See H. Friendly, Federal Jurisdiction: A General View, Pt. VII (1973)
Happily, under the rules now in effect in the Southern District, such waste of judicial resources should no longer occur. See Southern Dist. Calendar Rule 1
Plaintiff's other causes of action sought damages for slander and for malicious interference with employment contracts with her employees; Judge Bonsal dismissed these actions as altogether without evidentiary support. For the same reason, the judge also dismissed defendants' second counterclaim, which sought to enjoin plaintiff from breach of a contract not to compete
As Waters explained it, Haseltine, Lake had accounts receivable from the same individuals because "many" of the foreign associates were also paying clients of the firm with respect to filings executed by it in the United States Patent Office
See 6 S. Williston, Contracts Sec. 887E
Defendants have followed, both in the district court and in this court, a similar pattern of ignoring the question of pre-judgment interest, if any, due on their counterclaim. Although defendants did request such interest in their answer, no findings of fact were ever requested as to when their claims for reimbursement had accrued, nor did defendants object, after the judge had rendered decision, to the absence of pre-judgment interest on that portion of the judgment in their favor. Finally, even now defendants do not argue to us that such interest was erroneously omitted. In light of all this, we consider the question no further
E. g., assuming that afirmative action by defendants was necessary, see text at note 5 supra, to enforce their "right to offset," did they take affirmative action? When was such action taken? Was it sufficient?

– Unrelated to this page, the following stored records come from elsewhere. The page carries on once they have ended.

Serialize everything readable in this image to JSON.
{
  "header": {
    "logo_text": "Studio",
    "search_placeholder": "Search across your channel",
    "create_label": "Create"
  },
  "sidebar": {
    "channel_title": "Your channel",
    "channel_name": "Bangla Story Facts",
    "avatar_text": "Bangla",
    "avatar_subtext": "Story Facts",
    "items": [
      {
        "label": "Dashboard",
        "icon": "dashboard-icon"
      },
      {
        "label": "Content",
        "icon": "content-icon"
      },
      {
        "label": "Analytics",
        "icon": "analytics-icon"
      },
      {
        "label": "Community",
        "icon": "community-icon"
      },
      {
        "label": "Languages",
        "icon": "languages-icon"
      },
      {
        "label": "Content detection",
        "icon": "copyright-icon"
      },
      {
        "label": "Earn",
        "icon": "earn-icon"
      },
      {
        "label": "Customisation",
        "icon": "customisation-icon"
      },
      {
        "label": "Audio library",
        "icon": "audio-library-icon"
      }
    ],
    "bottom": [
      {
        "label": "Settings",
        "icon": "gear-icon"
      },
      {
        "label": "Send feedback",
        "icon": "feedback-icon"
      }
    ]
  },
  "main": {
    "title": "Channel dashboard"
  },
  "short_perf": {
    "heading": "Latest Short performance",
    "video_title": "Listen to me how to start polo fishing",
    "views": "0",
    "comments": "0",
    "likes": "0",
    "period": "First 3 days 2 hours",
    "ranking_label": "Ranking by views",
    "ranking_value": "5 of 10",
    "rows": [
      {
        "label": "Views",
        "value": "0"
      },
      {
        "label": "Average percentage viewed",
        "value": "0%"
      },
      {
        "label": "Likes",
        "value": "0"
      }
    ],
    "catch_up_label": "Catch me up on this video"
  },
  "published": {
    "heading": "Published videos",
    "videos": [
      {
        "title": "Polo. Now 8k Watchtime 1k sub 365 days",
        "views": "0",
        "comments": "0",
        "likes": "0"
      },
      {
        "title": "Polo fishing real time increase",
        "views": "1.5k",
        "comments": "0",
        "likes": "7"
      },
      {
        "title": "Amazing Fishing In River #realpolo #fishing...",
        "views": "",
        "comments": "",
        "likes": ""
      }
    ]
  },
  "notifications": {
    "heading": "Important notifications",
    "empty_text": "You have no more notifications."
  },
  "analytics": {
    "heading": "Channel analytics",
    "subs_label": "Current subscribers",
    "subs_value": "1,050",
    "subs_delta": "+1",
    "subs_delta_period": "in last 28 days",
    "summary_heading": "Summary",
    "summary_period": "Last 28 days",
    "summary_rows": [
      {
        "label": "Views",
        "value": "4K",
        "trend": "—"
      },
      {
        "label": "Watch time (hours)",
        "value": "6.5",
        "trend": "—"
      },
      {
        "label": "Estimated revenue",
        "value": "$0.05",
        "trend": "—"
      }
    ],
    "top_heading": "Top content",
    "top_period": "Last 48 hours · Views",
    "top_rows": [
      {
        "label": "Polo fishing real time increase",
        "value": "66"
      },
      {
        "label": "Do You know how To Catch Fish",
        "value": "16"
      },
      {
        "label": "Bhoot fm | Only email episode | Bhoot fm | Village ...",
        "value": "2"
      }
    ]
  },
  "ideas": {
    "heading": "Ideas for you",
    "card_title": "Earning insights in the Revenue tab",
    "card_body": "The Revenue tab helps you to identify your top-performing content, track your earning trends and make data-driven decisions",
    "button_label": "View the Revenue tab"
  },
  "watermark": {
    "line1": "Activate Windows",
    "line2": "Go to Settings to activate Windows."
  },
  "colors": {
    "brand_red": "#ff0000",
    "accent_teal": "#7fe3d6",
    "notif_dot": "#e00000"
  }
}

Unlike National Fire Insurance Co. v. Sequoyah County, 115 F.2d 232, 233 (10th Cir. 1940)-cited in 5A Moore's Federal Practice p46.02, at 1906 n. 9, for the proposition that interest allowed on a claim contrary to state law is a "fundamental error" which may be corrected on appeal though not raised below -there is no state statute here unambiguously foreclosing pre-judgment interest on the claim
Nor, with but one exception, have we found any case in this circuit where interest issues were considered on appeal without having been raised below. The exception is United States v. L. N. White & Co., 359 F.2d 703, 714 (2d Cir. 1966), where, in the concluding paragraph of the opinion, the court devoted one sentence to affirming the district court's exercise of discretion in awarding pre-judgment interest, after pointedly complaining of failure to raise the point prior to appeal.
The rate determined by the State Banking Board under N.Y.Gen.Obl.Law Sec. 5-501 was 7 1/4% from July 1, 1968 to February 16, 1969 and 7 1/2% thereafter. Prior to July 1, 1968, the rate had been 6%
The memoranda of the Law Revision Commission indicate that the fixing of the rate of 6% would permit the administrative act of entering judgments with interest "to be accomplished efficiently and routinely without possible controversy over different rates for different periods," 1972 New York State Legislative Annual, "Memoranda of Law Revision Comm'n," at 89, which arguably would point to retroactive effect. But see Yamamoto v. Costello, 342 N.Y.S.2d 33, 37-38 (Sup.Ct.Nass. Co.1973); 5 Weinstein, Korn & Miller, New York Civil Practice p 5004.01 (1972)
This brought plaintiff's judgment to $22,043.18, almost equivalent to the $22,573.43 judgment recovered by defendants
This language now appears in Rule 3(c) of the Federal Rules of Appellate Procedure